> [PROBLEM TO SOLVE]: Go through the lines below one by one and count those holding the string "this". Give the count alone.

> [DATA SUPPLIED]:
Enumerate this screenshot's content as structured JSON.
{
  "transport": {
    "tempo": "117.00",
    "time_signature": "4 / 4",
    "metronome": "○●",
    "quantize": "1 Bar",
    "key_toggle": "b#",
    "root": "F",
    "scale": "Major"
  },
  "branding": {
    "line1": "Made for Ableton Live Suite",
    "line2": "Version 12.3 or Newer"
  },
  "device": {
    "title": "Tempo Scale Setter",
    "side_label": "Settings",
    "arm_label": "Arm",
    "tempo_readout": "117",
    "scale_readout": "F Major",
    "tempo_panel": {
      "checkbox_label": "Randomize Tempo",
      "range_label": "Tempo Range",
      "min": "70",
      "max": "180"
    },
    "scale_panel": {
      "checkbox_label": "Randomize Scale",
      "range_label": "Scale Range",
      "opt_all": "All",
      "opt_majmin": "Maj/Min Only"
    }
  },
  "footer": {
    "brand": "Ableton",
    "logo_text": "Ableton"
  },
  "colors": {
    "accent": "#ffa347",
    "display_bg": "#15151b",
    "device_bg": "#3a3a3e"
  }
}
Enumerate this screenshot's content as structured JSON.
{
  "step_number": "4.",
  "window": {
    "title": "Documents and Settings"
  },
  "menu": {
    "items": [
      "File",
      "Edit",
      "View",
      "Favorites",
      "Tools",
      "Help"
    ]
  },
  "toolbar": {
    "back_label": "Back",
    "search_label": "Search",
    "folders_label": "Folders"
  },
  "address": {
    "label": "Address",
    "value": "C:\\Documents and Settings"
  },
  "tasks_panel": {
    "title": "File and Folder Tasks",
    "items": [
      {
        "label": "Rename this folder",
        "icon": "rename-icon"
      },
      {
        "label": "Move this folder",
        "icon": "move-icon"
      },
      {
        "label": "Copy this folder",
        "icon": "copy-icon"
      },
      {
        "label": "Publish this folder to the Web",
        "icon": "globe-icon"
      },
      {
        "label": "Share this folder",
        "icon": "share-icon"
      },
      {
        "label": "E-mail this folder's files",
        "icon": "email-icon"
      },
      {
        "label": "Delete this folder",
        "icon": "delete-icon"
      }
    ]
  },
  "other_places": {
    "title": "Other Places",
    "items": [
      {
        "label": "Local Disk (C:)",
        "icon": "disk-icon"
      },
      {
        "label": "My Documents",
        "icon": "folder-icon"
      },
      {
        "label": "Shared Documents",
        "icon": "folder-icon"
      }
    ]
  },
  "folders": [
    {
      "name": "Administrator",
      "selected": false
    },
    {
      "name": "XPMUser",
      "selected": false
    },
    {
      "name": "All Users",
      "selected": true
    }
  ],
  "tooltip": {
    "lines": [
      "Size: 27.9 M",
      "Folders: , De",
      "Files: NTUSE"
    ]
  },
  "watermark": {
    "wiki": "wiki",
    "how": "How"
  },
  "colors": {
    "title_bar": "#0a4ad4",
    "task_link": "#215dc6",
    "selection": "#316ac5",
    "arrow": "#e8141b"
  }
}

> [SOLVED EXERCISE]: 9